“Sandra Bullock is a very successful career woman, and at the time this all broke she had achieved the highest honor her profession accords (an Academy Award). Obviously she is attracted to this cyclist, who is most associated with the motorcycle culture, as a man who holds a certain kind of sexual appeal and an attractiveness for her. That extends to all these other women who are attracted to having affairs,” said Lehman, who is also co-author along with Susan Hunt of the upcoming book “Lady Chatterley’s Legacy in the Movies: Sex, Brains and Body Guys.”

But what stands out for Bettina Aptheker, professor of feminist studies at the University of California at Santa Cruz, is that while it may seem that some mistresses are temporarily empowered by their association with famous and powerful men, ultimately it can have a long-term negative effect on themselves and younger women out there who observe their situations.

“I don’t know the people involved. There could be genuine affection,” she said. “But when you enter into an intimate relationship that is not based on mutual affection and love and respect, then it’s degrading for both people. It’s degrading for the man, too.

“The way the media represents it, the publicity it gets, sends a very unfortunate message. In my career as a professor it comes up often. The young women — 17, 18 years old — that’s all they see when they’re reading magazines and watching television.”

Said Barreca, “It’s the worst possible way for women to look for safety. You can look for love in a relationship, but you can’t look for safety.
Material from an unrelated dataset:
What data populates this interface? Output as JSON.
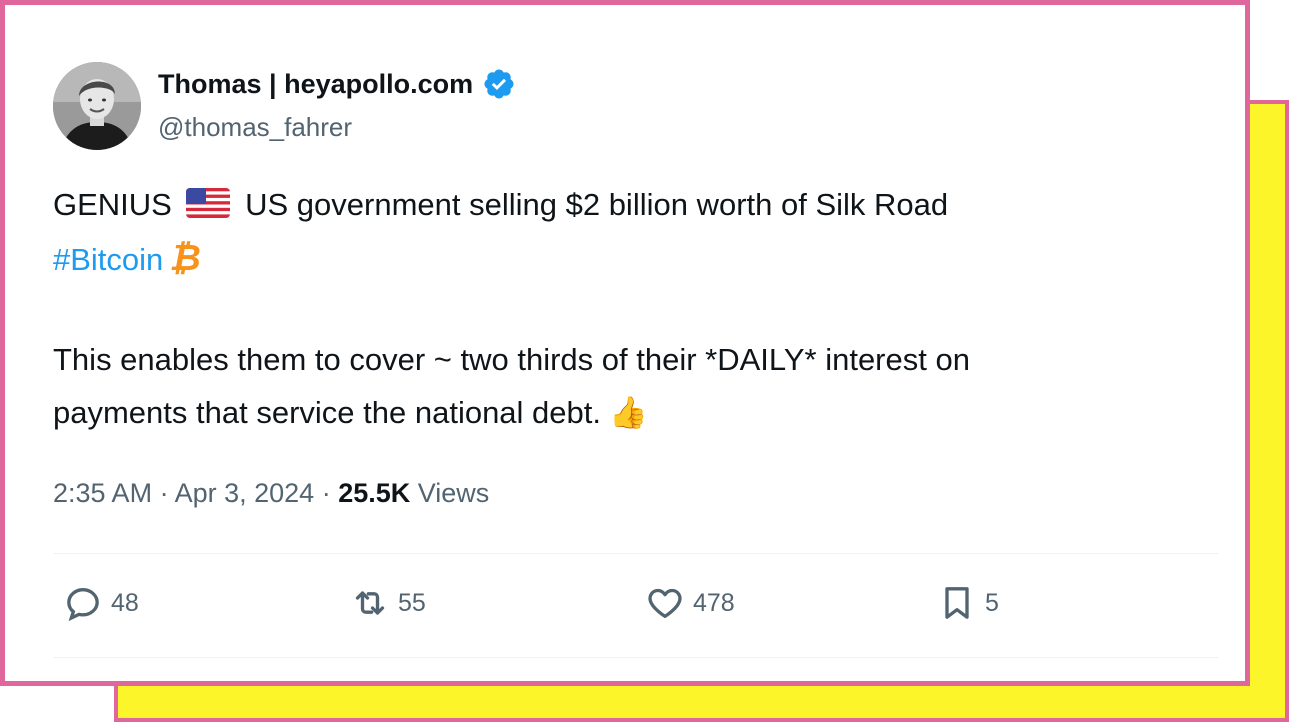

And you can’t look for a definition of yourself.”

Michael Ventre is a frequent contributor to